By C. Mark Brinkley | Marine Corps Times
NEAR AN NASIRIYAH, Iraq - Most of the 1st Marine Division has slowed its push north to secure a flow of supplies and ensure a safe and steady push toward Baghdad.
"We’re here to let the logistics of the theater develop," said Lt. Col. Kirk Hymes, 42, of Altoona, Pa., commanding officer of 3rd Battalion, 11th Marine Regiment. "We’re getting a full tank of gas. We’re getting a truckload of bullets. And we’re getting chow to help us move north."
Jokes running through the regiment say the Army ran out of gas in the middle of Iraq and Marines had to slow down their war march so the soldiers wouldn’t look bad. Army Times reporter Sean D. Naylor, traveling with the 3rd Infantry Division, said his crew did not run out of fuel but it was a critical issue.
"As you can imagine when a mechanized or an armored unit pushes forward rapidly in the field, the units with ammunition etc. have to follow along behind," said Air Force Maj. Gen. Victor E. "Gene" Renuart Jr., director of operations at Central Command. "There’s a period of time that it takes to keep that supply train moving and make it robust."
So, for whatever reason, the Marines about 60 miles north of An Nasiriyah along the Euphrates River, have spent the past few days resting, repairing and resupplying. Only the essentials are coming in, and luxuries such as mail and hot food have been missing in action since days before the war kicked off.
Speaking at a Pentagon briefing Saturday, Maj. Gen. Stanley McChrystal said supply lines overall are working well.
"If it's Private McChrystal out there and he doesn't get all of the MREs (meals ready to eat) he wants, then there's a resupply problem for one person at least," he said. "Water, food and munitions are getting forward in the quantities they need."
Privately, Marines in the field joked that the Army is acting like the Air Force - worrying more about hot rations and showers than ammunition and fuel.
"They’ll want air conditioning next," one Marine said, laughing.
Such jokes are common among the military branches, usually with Marines being categorized as the dumbest. This time, Marines here say they are the smart ones.
Though no one here can speak for the Army’s woes, the Marines say they haven’t had any real supply problems. They’ve got gas, if not showers.
"That’s not to say had we pushed a greater distance we would not have experienced the same problems," Hymes said.

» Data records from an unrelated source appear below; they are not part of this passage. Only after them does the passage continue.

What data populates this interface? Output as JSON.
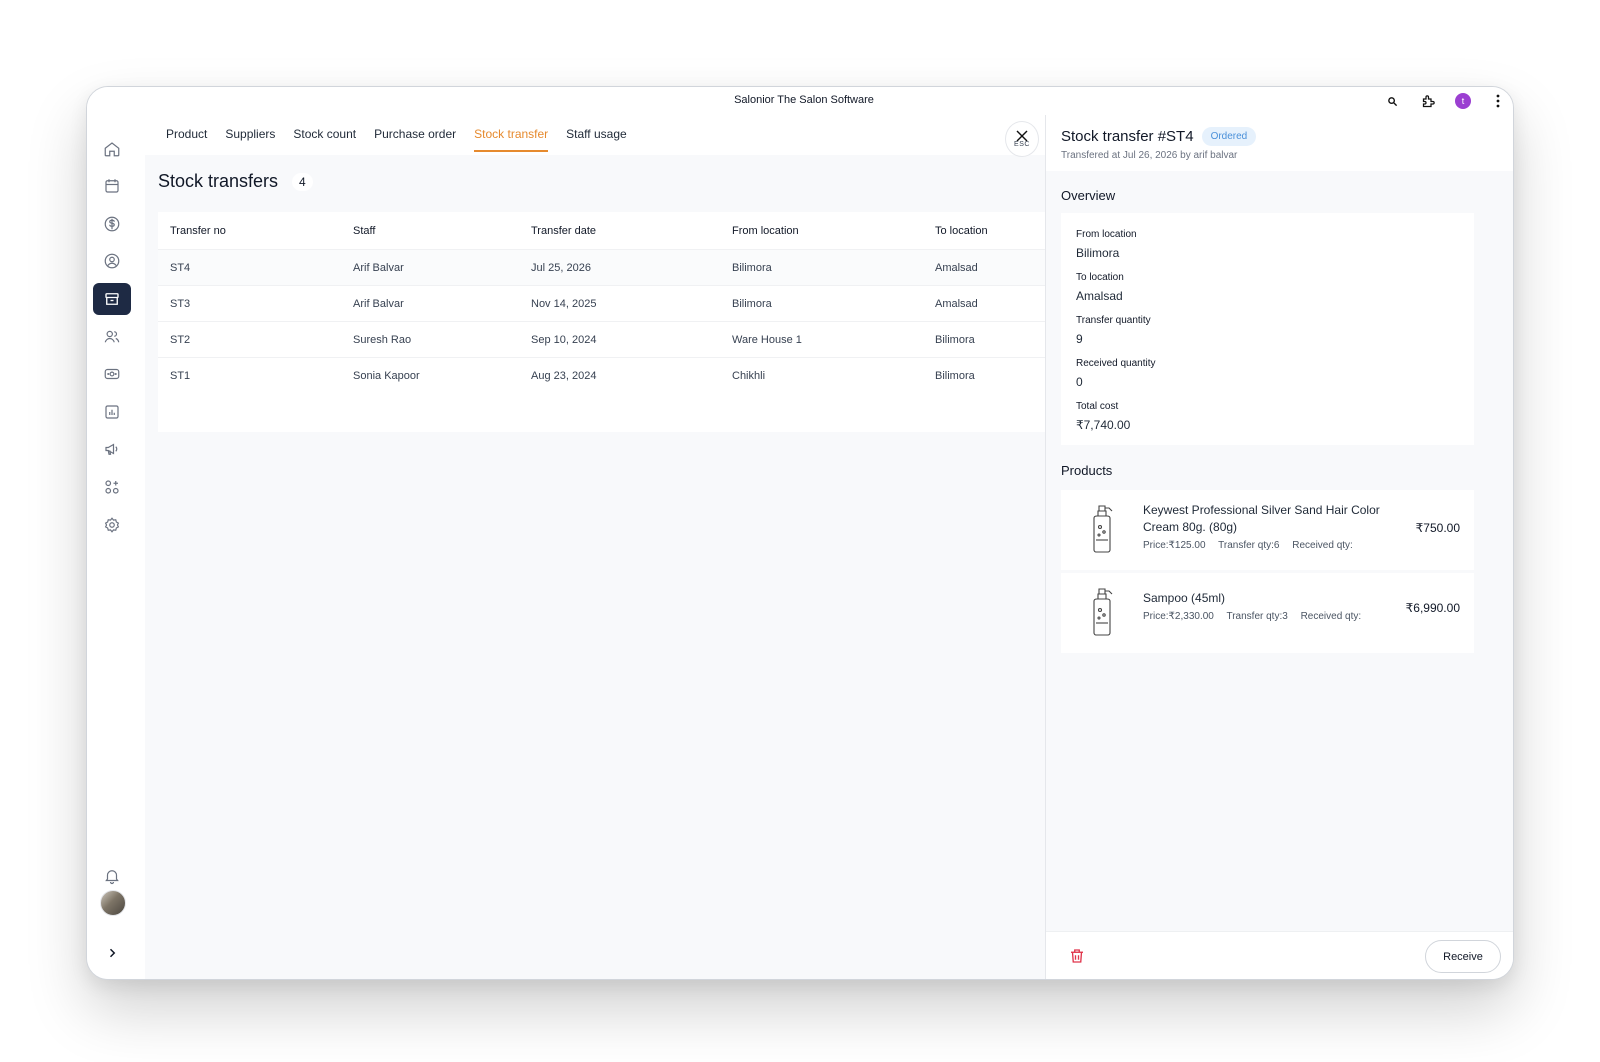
{
  "app": {
    "title": "Salonior The Salon Software",
    "user_initial": "t"
  },
  "tabs": [
    {
      "label": "Product"
    },
    {
      "label": "Suppliers"
    },
    {
      "label": "Stock count"
    },
    {
      "label": "Purchase order"
    },
    {
      "label": "Stock transfer",
      "active": true
    },
    {
      "label": "Staff usage"
    }
  ],
  "close_button": {
    "label": "ESC"
  },
  "list": {
    "title": "Stock transfers",
    "count": "4",
    "columns": [
      "Transfer no",
      "Staff",
      "Transfer date",
      "From location",
      "To location"
    ],
    "rows": [
      [
        "ST4",
        "Arif Balvar",
        "Jul 25, 2026",
        "Bilimora",
        "Amalsad"
      ],
      [
        "ST3",
        "Arif Balvar",
        "Nov 14, 2025",
        "Bilimora",
        "Amalsad"
      ],
      [
        "ST2",
        "Suresh Rao",
        "Sep 10, 2024",
        "Ware House 1",
        "Bilimora"
      ],
      [
        "ST1",
        "Sonia Kapoor",
        "Aug 23, 2024",
        "Chikhli",
        "Bilimora"
      ]
    ]
  },
  "detail": {
    "title": "Stock transfer #ST4",
    "status": "Ordered",
    "subtitle": "Transfered at Jul 26, 2026 by arif balvar",
    "overview_title": "Overview",
    "overview": [
      {
        "label": "From location",
        "value": "Bilimora"
      },
      {
        "label": "To location",
        "value": "Amalsad"
      },
      {
        "label": "Transfer quantity",
        "value": "9"
      },
      {
        "label": "Received quantity",
        "value": "0"
      },
      {
        "label": "Total cost",
        "value": "₹7,740.00"
      }
    ],
    "products_title": "Products",
    "products": [
      {
        "name": "Keywest Professional Silver Sand Hair Color Cream 80g. (80g)",
        "price": "Price:₹125.00",
        "transfer_qty": "Transfer qty:6",
        "received_qty": "Received qty:",
        "total": "₹750.00"
      },
      {
        "name": "Sampoo (45ml)",
        "price": "Price:₹2,330.00",
        "transfer_qty": "Transfer qty:3",
        "received_qty": "Received qty:",
        "total": "₹6,990.00"
      }
    ],
    "receive_label": "Receive"
  },
  "colors": {
    "accent": "#e68a2e",
    "sidebar_active": "#1e2a44",
    "badge_text": "#4a90d9",
    "badge_bg": "#e6f1fc",
    "danger": "#e0344b",
    "avatar": "#9b3fd1"
  },
  "icons": {
    "sidebar": [
      "home-icon",
      "calendar-icon",
      "dollar-icon",
      "user-circle-icon",
      "inventory-box-icon",
      "clients-icon",
      "payments-icon",
      "reports-icon",
      "megaphone-icon",
      "apps-icon",
      "settings-icon"
    ],
    "sidebar_bottom": [
      "bell-icon",
      "avatar",
      "chevron-right-icon"
    ],
    "titlebar": [
      "search-icon",
      "extension-icon",
      "avatar",
      "more-vertical-icon"
    ]
  }
}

Contrary to some reports, the slow down here is not because Saddam Hussein’s forces are winning, he said.
"Not at all," Hymes said. "So far, we’ve been able to influence and go and do what we want to do and be where we want to be when we want to be there. This is just a pause to let the supplies get to where we can use them."